(SOURCE MATERIAL Opens)
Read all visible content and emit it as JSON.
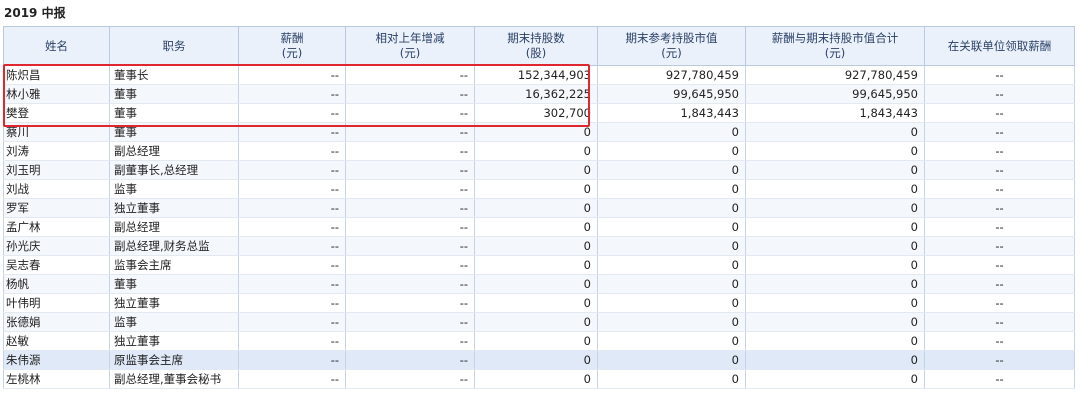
{
  "report_title": "2019 中报",
  "columns": [
    {
      "line1": "姓名",
      "line2": ""
    },
    {
      "line1": "职务",
      "line2": ""
    },
    {
      "line1": "薪酬",
      "line2": "(元)"
    },
    {
      "line1": "相对上年增减",
      "line2": "(元)"
    },
    {
      "line1": "期末持股数",
      "line2": "(股)"
    },
    {
      "line1": "期末参考持股市值",
      "line2": "(元)"
    },
    {
      "line1": "薪酬与期末持股市值合计",
      "line2": "(元)"
    },
    {
      "line1": "在关联单位领取薪酬",
      "line2": ""
    }
  ],
  "rows": [
    [
      "陈炽昌",
      "董事长",
      "--",
      "--",
      "152,344,903",
      "927,780,459",
      "927,780,459",
      "--"
    ],
    [
      "林小雅",
      "董事",
      "--",
      "--",
      "16,362,225",
      "99,645,950",
      "99,645,950",
      "--"
    ],
    [
      "樊登",
      "董事",
      "--",
      "--",
      "302,700",
      "1,843,443",
      "1,843,443",
      "--"
    ],
    [
      "蔡川",
      "董事",
      "--",
      "--",
      "0",
      "0",
      "0",
      "--"
    ],
    [
      "刘涛",
      "副总经理",
      "--",
      "--",
      "0",
      "0",
      "0",
      "--"
    ],
    [
      "刘玉明",
      "副董事长,总经理",
      "--",
      "--",
      "0",
      "0",
      "0",
      "--"
    ],
    [
      "刘战",
      "监事",
      "--",
      "--",
      "0",
      "0",
      "0",
      "--"
    ],
    [
      "罗军",
      "独立董事",
      "--",
      "--",
      "0",
      "0",
      "0",
      "--"
    ],
    [
      "孟广林",
      "副总经理",
      "--",
      "--",
      "0",
      "0",
      "0",
      "--"
    ],
    [
      "孙光庆",
      "副总经理,财务总监",
      "--",
      "--",
      "0",
      "0",
      "0",
      "--"
    ],
    [
      "吴志春",
      "监事会主席",
      "--",
      "--",
      "0",
      "0",
      "0",
      "--"
    ],
    [
      "杨帆",
      "董事",
      "--",
      "--",
      "0",
      "0",
      "0",
      "--"
    ],
    [
      "叶伟明",
      "独立董事",
      "--",
      "--",
      "0",
      "0",
      "0",
      "--"
    ],
    [
      "张德娟",
      "监事",
      "--",
      "--",
      "0",
      "0",
      "0",
      "--"
    ],
    [
      "赵敏",
      "独立董事",
      "--",
      "--",
      "0",
      "0",
      "0",
      "--"
    ],
    [
      "朱伟源",
      "原监事会主席",
      "--",
      "--",
      "0",
      "0",
      "0",
      "--"
    ],
    [
      "左桃林",
      "副总经理,董事会秘书",
      "--",
      "--",
      "0",
      "0",
      "0",
      "--"
    ]
  ],
  "highlighted_row_index": 15,
  "colors": {
    "highlight_box": "#e0262e",
    "header_bg": "#eaf1fb",
    "selected_row": "#dfe9f7"
  }
}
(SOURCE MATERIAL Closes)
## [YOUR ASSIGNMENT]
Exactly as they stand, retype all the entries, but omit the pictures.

## [RESPONSE TO THE TASK]
Read all visible content and emit it as JSON.
{
  "report_title": "2019 中报",
  "columns": [
    {
      "line1": "姓名",
      "line2": ""
    },
    {
      "line1": "职务",
      "line2": ""
    },
    {
      "line1": "薪酬",
      "line2": "(元)"
    },
    {
      "line1": "相对上年增减",
      "line2": "(元)"
    },
    {
      "line1": "期末持股数",
      "line2": "(股)"
    },
    {
      "line1": "期末参考持股市值",
      "line2": "(元)"
    },
    {
      "line1": "薪酬与期末持股市值合计",
      "line2": "(元)"
    },
    {
      "line1": "在关联单位领取薪酬",
      "line2": ""
    }
  ],
  "rows": [
    [
      "陈炽昌",
      "董事长",
      "--",
      "--",
      "152,344,903",
      "927,780,459",
      "927,780,459",
      "--"
    ],
    [
      "林小雅",
      "董事",
      "--",
      "--",
      "16,362,225",
      "99,645,950",
      "99,645,950",
      "--"
    ],
    [
      "樊登",
      "董事",
      "--",
      "--",
      "302,700",
      "1,843,443",
      "1,843,443",
      "--"
    ],
    [
      "蔡川",
      "董事",
      "--",
      "--",
      "0",
      "0",
      "0",
      "--"
    ],
    [
      "刘涛",
      "副总经理",
      "--",
      "--",
      "0",
      "0",
      "0",
      "--"
    ],
    [
      "刘玉明",
      "副董事长,总经理",
      "--",
      "--",
      "0",
      "0",
      "0",
      "--"
    ],
    [
      "刘战",
      "监事",
      "--",
      "--",
      "0",
      "0",
      "0",
      "--"
    ],
    [
      "罗军",
      "独立董事",
      "--",
      "--",
      "0",
      "0",
      "0",
      "--"
    ],
    [
      "孟广林",
      "副总经理",
      "--",
      "--",
      "0",
      "0",
      "0",
      "--"
    ],
    [
      "孙光庆",
      "副总经理,财务总监",
      "--",
      "--",
      "0",
      "0",
      "0",
      "--"
    ],
    [
      "吴志春",
      "监事会主席",
      "--",
      "--",
      "0",
      "0",
      "0",
      "--"
    ],
    [
      "杨帆",
      "董事",
      "--",
      "--",
      "0",
      "0",
      "0",
      "--"
    ],
    [
      "叶伟明",
      "独立董事",
      "--",
      "--",
      "0",
      "0",
      "0",
      "--"
    ],
    [
      "张德娟",
      "监事",
      "--",
      "--",
      "0",
      "0",
      "0",
      "--"
    ],
    [
      "赵敏",
      "独立董事",
      "--",
      "--",
      "0",
      "0",
      "0",
      "--"
    ],
    [
      "朱伟源",
      "原监事会主席",
      "--",
      "--",
      "0",
      "0",
      "0",
      "--"
    ],
    [
      "左桃林",
      "副总经理,董事会秘书",
      "--",
      "--",
      "0",
      "0",
      "0",
      "--"
    ]
  ],
  "highlighted_row_index": 15,
  "colors": {
    "highlight_box": "#e0262e",
    "header_bg": "#eaf1fb",
    "selected_row": "#dfe9f7"
  }
}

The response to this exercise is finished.